- [EXERCISE OBJECTIVE]: Leave out the pictures and set down the rest of the listing below word for word.

- [THE DATA]:
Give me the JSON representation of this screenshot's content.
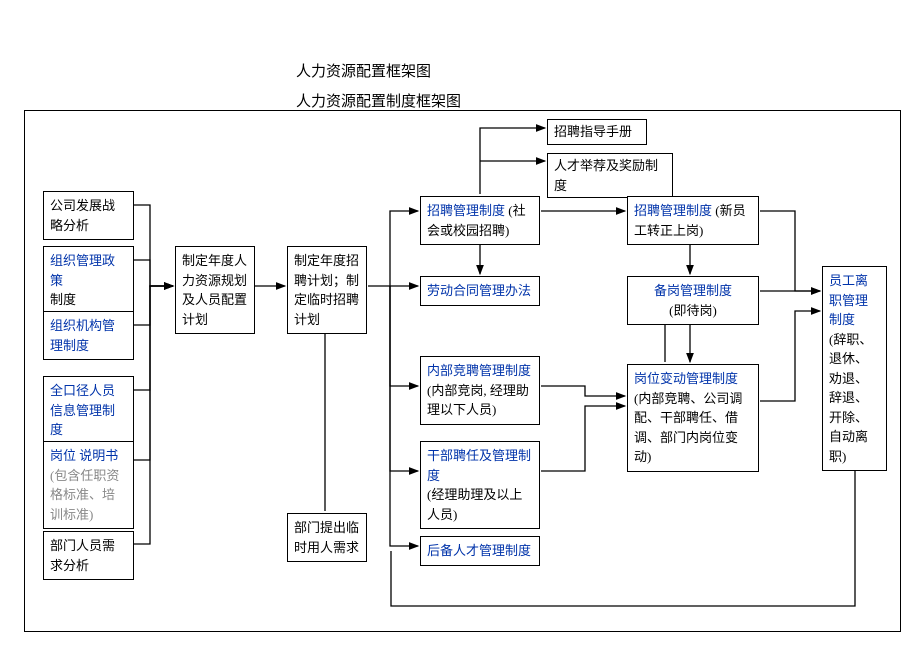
{
  "titles": {
    "t1": "人力资源配置框架图",
    "t2": "人力资源配置制度框架图"
  },
  "boxes": {
    "b1_1": "公司发展战略分析",
    "b1_2": {
      "policy": "组织管理政策",
      "suffix": "制度"
    },
    "b1_3": {
      "title": "组织机构管理制度"
    },
    "b1_4": {
      "title": "全口径人员信息管理制度"
    },
    "b1_5": {
      "title": "岗位 说明书",
      "note": "(包含任职资格标准、培训标准)"
    },
    "b1_6": "部门人员需求分析",
    "b2": "制定年度人力资源规划及人员配置计划",
    "b3": "制定年度招聘计划；制定临时招聘计划",
    "b3b": "部门提出临时用人需求",
    "topA": "招聘指导手册",
    "topB": "人才举荐及奖励制度",
    "c1": {
      "title": "招聘管理制度",
      "note": "(社会或校园招聘)"
    },
    "c2": {
      "title": "劳动合同管理办法"
    },
    "c3": {
      "title": "内部竞聘管理制度",
      "note": "(内部竞岗, 经理助理以下人员)"
    },
    "c4": {
      "title": "干部聘任及管理制度",
      "note": "(经理助理及以上人员)"
    },
    "c5": {
      "title": "后备人才管理制度"
    },
    "d1": {
      "title": "招聘管理制度",
      "note": "(新员工转正上岗)"
    },
    "d2": {
      "title": "备岗管理制度",
      "note": "(即待岗)"
    },
    "d3": {
      "title": "岗位变动管理制度",
      "note": "(内部竞聘、公司调配、干部聘任、借调、部门内岗位变动)"
    },
    "e1": {
      "title": "员工离职管理制度",
      "note": "(辞职、退休、劝退、辞退、 开除、自动离职)"
    }
  }
}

- [SOLVED PROBLEM]:
Give me the JSON representation of this screenshot's content.
{
  "titles": {
    "t1": "人力资源配置框架图",
    "t2": "人力资源配置制度框架图"
  },
  "boxes": {
    "b1_1": "公司发展战略分析",
    "b1_2": {
      "policy": "组织管理政策",
      "suffix": "制度"
    },
    "b1_3": {
      "title": "组织机构管理制度"
    },
    "b1_4": {
      "title": "全口径人员信息管理制度"
    },
    "b1_5": {
      "title": "岗位 说明书",
      "note": "(包含任职资格标准、培训标准)"
    },
    "b1_6": "部门人员需求分析",
    "b2": "制定年度人力资源规划及人员配置计划",
    "b3": "制定年度招聘计划；制定临时招聘计划",
    "b3b": "部门提出临时用人需求",
    "topA": "招聘指导手册",
    "topB": "人才举荐及奖励制度",
    "c1": {
      "title": "招聘管理制度",
      "note": "(社会或校园招聘)"
    },
    "c2": {
      "title": "劳动合同管理办法"
    },
    "c3": {
      "title": "内部竞聘管理制度",
      "note": "(内部竞岗, 经理助理以下人员)"
    },
    "c4": {
      "title": "干部聘任及管理制度",
      "note": "(经理助理及以上人员)"
    },
    "c5": {
      "title": "后备人才管理制度"
    },
    "d1": {
      "title": "招聘管理制度",
      "note": "(新员工转正上岗)"
    },
    "d2": {
      "title": "备岗管理制度",
      "note": "(即待岗)"
    },
    "d3": {
      "title": "岗位变动管理制度",
      "note": "(内部竞聘、公司调配、干部聘任、借调、部门内岗位变动)"
    },
    "e1": {
      "title": "员工离职管理制度",
      "note": "(辞职、退休、劝退、辞退、 开除、自动离职)"
    }
  }
}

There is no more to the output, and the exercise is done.